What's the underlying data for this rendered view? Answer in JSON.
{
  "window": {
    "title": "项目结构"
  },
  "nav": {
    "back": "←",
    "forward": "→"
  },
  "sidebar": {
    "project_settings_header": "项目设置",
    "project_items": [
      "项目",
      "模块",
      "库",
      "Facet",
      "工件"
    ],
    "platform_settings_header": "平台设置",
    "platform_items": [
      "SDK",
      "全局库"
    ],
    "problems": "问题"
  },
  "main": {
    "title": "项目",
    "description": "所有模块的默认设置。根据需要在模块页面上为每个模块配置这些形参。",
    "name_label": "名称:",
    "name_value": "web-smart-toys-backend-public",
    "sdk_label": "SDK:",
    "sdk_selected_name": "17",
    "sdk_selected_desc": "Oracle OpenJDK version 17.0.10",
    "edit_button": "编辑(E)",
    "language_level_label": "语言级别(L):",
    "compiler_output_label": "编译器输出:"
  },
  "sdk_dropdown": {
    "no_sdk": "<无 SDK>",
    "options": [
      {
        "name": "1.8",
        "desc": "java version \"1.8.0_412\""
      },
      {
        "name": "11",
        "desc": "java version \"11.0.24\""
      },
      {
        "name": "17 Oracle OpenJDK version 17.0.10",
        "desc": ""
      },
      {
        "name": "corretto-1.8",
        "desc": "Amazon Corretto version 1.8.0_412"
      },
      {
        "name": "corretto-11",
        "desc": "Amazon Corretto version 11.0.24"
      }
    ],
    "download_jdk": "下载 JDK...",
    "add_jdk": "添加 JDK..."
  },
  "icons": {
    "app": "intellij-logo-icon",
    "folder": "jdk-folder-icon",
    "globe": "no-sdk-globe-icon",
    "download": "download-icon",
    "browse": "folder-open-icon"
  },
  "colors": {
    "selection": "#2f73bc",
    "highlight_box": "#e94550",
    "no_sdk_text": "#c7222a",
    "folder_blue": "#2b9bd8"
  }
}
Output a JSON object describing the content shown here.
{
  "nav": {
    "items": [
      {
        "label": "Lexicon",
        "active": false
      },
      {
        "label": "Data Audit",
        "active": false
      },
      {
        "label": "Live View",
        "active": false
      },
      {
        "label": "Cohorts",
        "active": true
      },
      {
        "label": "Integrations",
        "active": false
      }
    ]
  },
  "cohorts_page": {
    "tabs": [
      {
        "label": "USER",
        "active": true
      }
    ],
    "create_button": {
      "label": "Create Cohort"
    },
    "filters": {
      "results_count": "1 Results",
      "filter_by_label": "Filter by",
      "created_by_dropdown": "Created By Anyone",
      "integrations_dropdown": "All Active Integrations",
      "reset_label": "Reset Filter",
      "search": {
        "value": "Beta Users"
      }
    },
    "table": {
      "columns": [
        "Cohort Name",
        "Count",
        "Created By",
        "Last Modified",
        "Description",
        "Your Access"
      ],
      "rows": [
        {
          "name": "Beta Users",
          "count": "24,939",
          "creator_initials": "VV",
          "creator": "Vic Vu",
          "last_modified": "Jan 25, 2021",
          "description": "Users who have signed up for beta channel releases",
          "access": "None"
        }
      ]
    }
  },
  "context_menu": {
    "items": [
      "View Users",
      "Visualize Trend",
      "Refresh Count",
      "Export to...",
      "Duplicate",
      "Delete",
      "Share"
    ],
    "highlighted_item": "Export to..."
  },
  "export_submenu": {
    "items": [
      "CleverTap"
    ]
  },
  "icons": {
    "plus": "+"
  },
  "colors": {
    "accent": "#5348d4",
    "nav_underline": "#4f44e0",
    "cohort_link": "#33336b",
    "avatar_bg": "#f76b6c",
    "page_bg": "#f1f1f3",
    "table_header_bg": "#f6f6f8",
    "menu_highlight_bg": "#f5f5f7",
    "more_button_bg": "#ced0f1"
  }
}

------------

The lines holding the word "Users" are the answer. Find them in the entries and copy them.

        "value": "Beta Users"
          "name": "Beta Users",
          "description": "Users who have signed up for beta channel releases",
      "View Users",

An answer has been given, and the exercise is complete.